Oklahoma, with low property taxes, average income tax and high on sales tax, was ranked in the bottom half of the states overall in terms of tax fairness.
A WalletHub study (2015’s Most and Least Fair State Tax Systems) reported on by John S. Kiernan suggests that Oklahoma’s taxation system has a disproportionate impact on the poor and middle class.
Tulsa Mayor Dewey Bartlett and city councilors are promoting an increase in the regressive sales tax that would place a greater burden on Tulsa’s poor and middle class as compared to an increase in property taxes.
And according to county records, Tulsa has the highest property tax rates in Oklahoma.
Conservatives in the Oklahoma Legislature have been trying for several years to significantly reduce the state income tax rate or even eliminate it have been thwarted by special interest groups, the Oklahoma Education Association and the liberal news media.
According to the WalletHub study, Oklahoma is No. 3 in the category of “least dependent on property taxes.” Oklahoma ranks No. 37 in “least dependent on sales and excise taxes.” Oklahoma is No. 16 of 50 in “least dependent on personal and corporate income tax.” And Oklahoma ranks No. 44 “least dependency on other taxes.”
Some states don’t have sales tax and others (including Texas, Florida and Wyoming) don’t have a state income tax.
“Many families face high property-tax burdens whereas others enjoy generous tax credits,” Kiernan wrote. “Such diversity in taxation policies begs the question: Which tax systems are most fair?”
Some of the findings were:
- The poor are most overtaxed in Washington, Hawaii and Illinois; the wealthiest 1 percent are most undertaxed in Wyoming, Nevada and Florida.
- The middle class is most overtaxed in Arkansas, New York and Mississippi.
- Most Americans think “fair” state and local tax systems impose higher taxes on higher-income households than on lower-income households.

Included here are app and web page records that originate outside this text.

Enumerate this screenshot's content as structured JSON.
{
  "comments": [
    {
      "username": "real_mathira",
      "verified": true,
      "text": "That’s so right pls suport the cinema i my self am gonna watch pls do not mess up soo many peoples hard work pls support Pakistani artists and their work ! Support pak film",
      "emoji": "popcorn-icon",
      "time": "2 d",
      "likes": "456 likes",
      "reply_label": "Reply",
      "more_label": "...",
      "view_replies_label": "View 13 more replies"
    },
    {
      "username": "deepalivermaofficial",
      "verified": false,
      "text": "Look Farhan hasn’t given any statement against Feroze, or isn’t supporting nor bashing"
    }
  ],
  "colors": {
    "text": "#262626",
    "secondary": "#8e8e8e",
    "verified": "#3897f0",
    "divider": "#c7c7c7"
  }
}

- Current state and local tax systems are, on average, unfair. While most Americans — liberals and conservatives — think a progressive tax system is most fair, virtually every state has regressive state and local tax structures.
- Both “blue” states and “red” states are found to overtax the poor and undertax the rich, relative to what most Americans consider “fair.”
- Survey respondents think state and local tax systems are fair when higher-income households pay a greater percentage of their income in taxes than lower-income. Answers ranged from a low of 2.5 percent tax for households earning $5,000 annually to a high of 16.36 percent tax for households making $2.5 million per year.
- The survey shows low-income, middle-income, and high-income respondents all say that a progressive tax structure is most fair.